When, some 50 years ago, I embarked on a career in neurology, there were plenty of opportunities for doing nothing. Treatments were limited, investigations invasive, imprecise or both, and the specialty of neurophysiology is in its genesis. The consequence of this limited weaponry was that neurological education centred on listening, history taking, observing, examining and applying findings to a knowledge of pathologically based clinical localisation and physiology. Due to lack of numbers, the neurologist was a diagnostician who could provide limited treatments and was reliant on general medicine, or the family doctor, to provide on-going care to almost all the rare and most challenging of neurological conditions. How the landscape has changed, but is there now a place to practise a new and deliberate form of clinical inertia? The word ‘inertia’ sounds pejorative and implies a paralysis of activity; but this may not necessarily be true.
When it comes …
Funding The authors have not declared a specific grant for this research from any funding agency in the public, commercial or not-for-profit sectors.
Competing interests None declared.
Provenance and peer review Commissioned; internally peer reviewed.

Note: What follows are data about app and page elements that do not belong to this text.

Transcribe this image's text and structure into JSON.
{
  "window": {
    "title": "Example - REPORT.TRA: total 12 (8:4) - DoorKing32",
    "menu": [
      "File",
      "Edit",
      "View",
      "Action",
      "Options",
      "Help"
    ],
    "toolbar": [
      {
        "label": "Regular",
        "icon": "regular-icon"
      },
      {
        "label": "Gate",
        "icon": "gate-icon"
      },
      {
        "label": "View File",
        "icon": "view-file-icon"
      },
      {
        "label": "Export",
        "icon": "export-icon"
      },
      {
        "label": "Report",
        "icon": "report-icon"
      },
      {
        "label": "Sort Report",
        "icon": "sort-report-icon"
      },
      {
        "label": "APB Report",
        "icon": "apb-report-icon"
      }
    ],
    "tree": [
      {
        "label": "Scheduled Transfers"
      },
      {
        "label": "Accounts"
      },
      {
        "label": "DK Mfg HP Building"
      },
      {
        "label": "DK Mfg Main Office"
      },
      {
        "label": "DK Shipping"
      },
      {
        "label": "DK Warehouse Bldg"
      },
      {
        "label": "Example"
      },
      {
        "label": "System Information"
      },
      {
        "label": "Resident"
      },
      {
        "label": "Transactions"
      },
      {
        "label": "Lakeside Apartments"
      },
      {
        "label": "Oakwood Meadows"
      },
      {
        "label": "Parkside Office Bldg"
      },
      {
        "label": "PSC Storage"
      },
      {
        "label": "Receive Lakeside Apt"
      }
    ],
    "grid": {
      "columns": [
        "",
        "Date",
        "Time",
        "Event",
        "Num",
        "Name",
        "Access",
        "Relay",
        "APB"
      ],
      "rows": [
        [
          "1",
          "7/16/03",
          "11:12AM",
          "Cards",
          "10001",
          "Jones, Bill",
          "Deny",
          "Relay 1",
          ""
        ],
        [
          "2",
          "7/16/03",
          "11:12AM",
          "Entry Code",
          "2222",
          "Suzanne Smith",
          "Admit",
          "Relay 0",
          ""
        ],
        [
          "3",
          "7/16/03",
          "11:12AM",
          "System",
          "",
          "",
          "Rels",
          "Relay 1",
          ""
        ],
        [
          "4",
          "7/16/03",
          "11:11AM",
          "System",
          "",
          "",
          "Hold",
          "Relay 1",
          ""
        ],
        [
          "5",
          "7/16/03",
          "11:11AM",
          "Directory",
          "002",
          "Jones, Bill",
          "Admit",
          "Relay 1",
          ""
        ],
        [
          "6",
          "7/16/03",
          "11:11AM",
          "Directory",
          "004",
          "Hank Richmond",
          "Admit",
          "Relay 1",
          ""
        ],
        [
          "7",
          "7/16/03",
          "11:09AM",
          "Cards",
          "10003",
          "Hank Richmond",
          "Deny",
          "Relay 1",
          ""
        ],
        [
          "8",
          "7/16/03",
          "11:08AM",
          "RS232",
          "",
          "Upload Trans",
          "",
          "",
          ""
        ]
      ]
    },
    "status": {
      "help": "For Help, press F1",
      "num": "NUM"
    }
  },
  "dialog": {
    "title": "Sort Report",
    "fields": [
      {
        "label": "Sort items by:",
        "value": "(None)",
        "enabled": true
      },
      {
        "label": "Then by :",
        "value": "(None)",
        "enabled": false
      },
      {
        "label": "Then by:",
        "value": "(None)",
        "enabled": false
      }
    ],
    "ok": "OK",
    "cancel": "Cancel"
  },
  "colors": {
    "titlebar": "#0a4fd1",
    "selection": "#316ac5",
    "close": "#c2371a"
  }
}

Author note ”The House of God” by Samuel Shem (a pseudonym for the psychiatrist Stephen Bergman) is a fictionalised account of the Beth Israel Hospital at Boston in the early 1970s. Highly recommended. Author, ‘Sacred Lives: an account of the history, cultural associations and social impact of epilepsy’ ISBN 978 1913913 991.